We’ve been working on a paper which explores the next steps we need to take to fulfil our obligations set out in For Scotland’s Children 2001.

The first part of that exploration is an appreciative inquiry perspective on the Integration Team.

I found it really helpful to adopt this type of thinking as opposed to focussing on any negative aspects.

INTEGRATION TEAMS – AN APPRECIATIVE PERSPECTIVE

Over the last six years the Integration Team has had a significant impact upon how East Lothian meets the needs of vulnerable young people. In almost every community the Team can identify key successes which include: 

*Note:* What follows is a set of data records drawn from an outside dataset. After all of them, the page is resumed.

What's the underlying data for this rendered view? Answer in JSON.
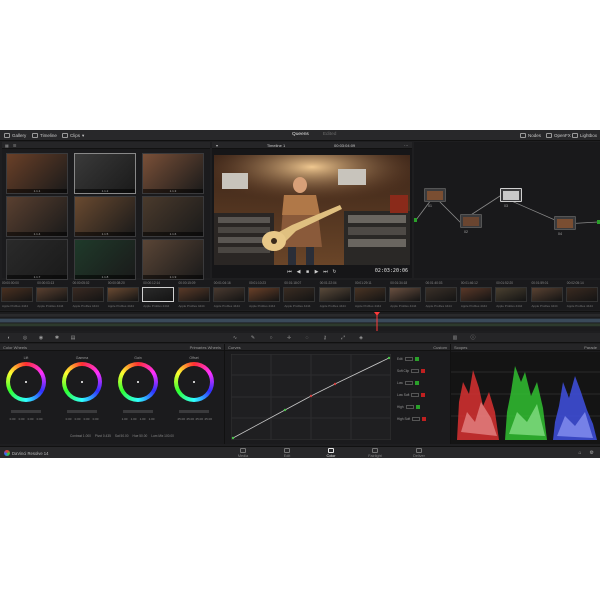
{
  "app": {
    "title": "DaVinci Resolve 14",
    "accent": "#ff3a3a"
  },
  "topbar": {
    "left": [
      {
        "label": "Gallery",
        "icon": "gallery-icon"
      },
      {
        "label": "Timeline",
        "icon": "timeline-icon"
      },
      {
        "label": "Clips",
        "icon": "clips-icon"
      }
    ],
    "center": {
      "active": "Queens",
      "inactive": "Edited"
    },
    "right": [
      {
        "label": "Nodes",
        "icon": "nodes-icon"
      },
      {
        "label": "OpenFX",
        "icon": "openfx-icon"
      },
      {
        "label": "Lightbox",
        "icon": "lightbox-icon"
      }
    ]
  },
  "viewer": {
    "clip_name": "Timeline 1",
    "timecode_top": "00:03:04:09",
    "timecode_main": "02:03:20:06"
  },
  "gallery": {
    "stills": [
      "1.1.1",
      "1.1.2",
      "1.1.3",
      "1.1.4",
      "1.1.5",
      "1.1.6",
      "1.1.7",
      "1.1.8",
      "1.1.9"
    ]
  },
  "nodes": {
    "items": [
      {
        "id": "01"
      },
      {
        "id": "02"
      },
      {
        "id": "03"
      },
      {
        "id": "04"
      }
    ]
  },
  "timeline": {
    "clips": [
      {
        "num": "01",
        "tc": "00:00:00:00",
        "name": "Apple ProRes 4444"
      },
      {
        "num": "02",
        "tc": "00:00:03:13",
        "name": "Apple ProRes 4444"
      },
      {
        "num": "03",
        "tc": "00:00:05:02",
        "name": "Apple ProRes 4444"
      },
      {
        "num": "04",
        "tc": "00:00:08:20",
        "name": "Apple ProRes 4444"
      },
      {
        "num": "05",
        "tc": "00:00:12:14",
        "name": "Apple ProRes 4444"
      },
      {
        "num": "06",
        "tc": "00:00:15:09",
        "name": "Apple ProRes 4444"
      },
      {
        "num": "07",
        "tc": "00:01:04:16",
        "name": "Apple ProRes 4444"
      },
      {
        "num": "08",
        "tc": "00:01:10:23",
        "name": "Apple ProRes 4444"
      },
      {
        "num": "09",
        "tc": "00:01:18:07",
        "name": "Apple ProRes 4444"
      },
      {
        "num": "10",
        "tc": "00:01:22:04",
        "name": "Apple ProRes 4444"
      },
      {
        "num": "11",
        "tc": "00:01:29:11",
        "name": "Apple ProRes 4444"
      },
      {
        "num": "12",
        "tc": "00:01:34:18",
        "name": "Apple ProRes 4444"
      },
      {
        "num": "13",
        "tc": "00:01:40:03",
        "name": "Apple ProRes 4444"
      },
      {
        "num": "14",
        "tc": "00:01:46:12",
        "name": "Apple ProRes 4444"
      },
      {
        "num": "15",
        "tc": "00:01:52:20",
        "name": "Apple ProRes 4444"
      },
      {
        "num": "16",
        "tc": "00:01:59:01",
        "name": "Apple ProRes 4444"
      },
      {
        "num": "17",
        "tc": "00:02:05:14",
        "name": "Apple ProRes 4444"
      }
    ]
  },
  "palette": {
    "wheels_title": "Color Wheels",
    "wheels_mode": "Primaries Wheels",
    "curves_title": "Curves",
    "custom_title": "Custom",
    "scopes_title": "Scopes",
    "scopes_mode": "Parade",
    "wheels": [
      {
        "name": "Lift",
        "values": [
          "0.00",
          "0.00",
          "0.00",
          "0.00"
        ]
      },
      {
        "name": "Gamma",
        "values": [
          "0.00",
          "0.00",
          "0.00",
          "0.00"
        ]
      },
      {
        "name": "Gain",
        "values": [
          "1.00",
          "1.00",
          "1.00",
          "1.00"
        ]
      },
      {
        "name": "Offset",
        "values": [
          "25.00",
          "25.00",
          "25.00",
          "25.00"
        ]
      }
    ],
    "footer": [
      "Contrast 1.000",
      "Pivot 0.435",
      "Sat 50.00",
      "Hue 50.00",
      "Lum Mix 100.00"
    ],
    "custom_rows": [
      "Edit",
      "Soft Clip",
      "Low",
      "Low Soft",
      "High",
      "High Soft"
    ]
  },
  "pages": [
    {
      "label": "Media",
      "icon": "media-icon",
      "active": false
    },
    {
      "label": "Edit",
      "icon": "edit-icon",
      "active": false
    },
    {
      "label": "Color",
      "icon": "color-icon",
      "active": true
    },
    {
      "label": "Fairlight",
      "icon": "fairlight-icon",
      "active": false
    },
    {
      "label": "Deliver",
      "icon": "deliver-icon",
      "active": false
    }
  ]
}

  • improvements in multi-agency working;
  • support for vulnerable children and their families;
  • development of inclusive strategies;
  • positive examples of integrated pupil support systems;
  • improved pupil attainment;
  • improved pupil attendance;
  • reductions in exclusions;
  • improved outcomes for Looked After and Accommodated Children
  • successful joint training; and
  • consistent implementation of the Staged Assessment and Intervention process. 

Such has been the success of some of these developments that the Integration Team has often been perceived as an entity in its own right, with responsibility for children being “passed” to them by various agencies such as schools and health, as opposed to fulfilling the role of integrating Children’s Services and Education, where responsibility for children’s welfare is seen as shared commitment. Such a perception runs counter to the growing shared commitment by chief officers towards integrated services.  

In addition to the need to challenge the notion of the Integration Team being a separate entity there are other compelling reasons for us to develop a model which builds upon our successes, these reasons include: 

  • the mainstreaming of Changing Children’s Services Fund (CCSF);
  • the development of Integrated Pupil Support Teams in our schools;
  • the continuing evolution of our Inclusion and Equality Team;
  • closer working between education and children’s services;
  • the need to further develop a focus and locus for self evaluation;
  • the need to make efficient and targeted use of all of the resources allocated to work with disadvantaged children 

In order to develop and build upon our continuum of service to support vulnerable children and their families there is logic in developing sustainable local multi agency area teams built around our six distinct communities, or clusters of schools. 

The cluster approach, which was   approved by the Education Committee in September 2006, outlines a way of working which could also underpin the development of our continuum of service involving all agencies with a commitment to improving children’s lives through the principles of consistency; continuity; collegiality, creativity, and collective responsibility. 

Our challenge is to find a way to build upon the best examples of practice in East Lothian which depend upon true integrated working between partner agencies. 

If you have any suggestions about how we might do this please feel free to leave a comment.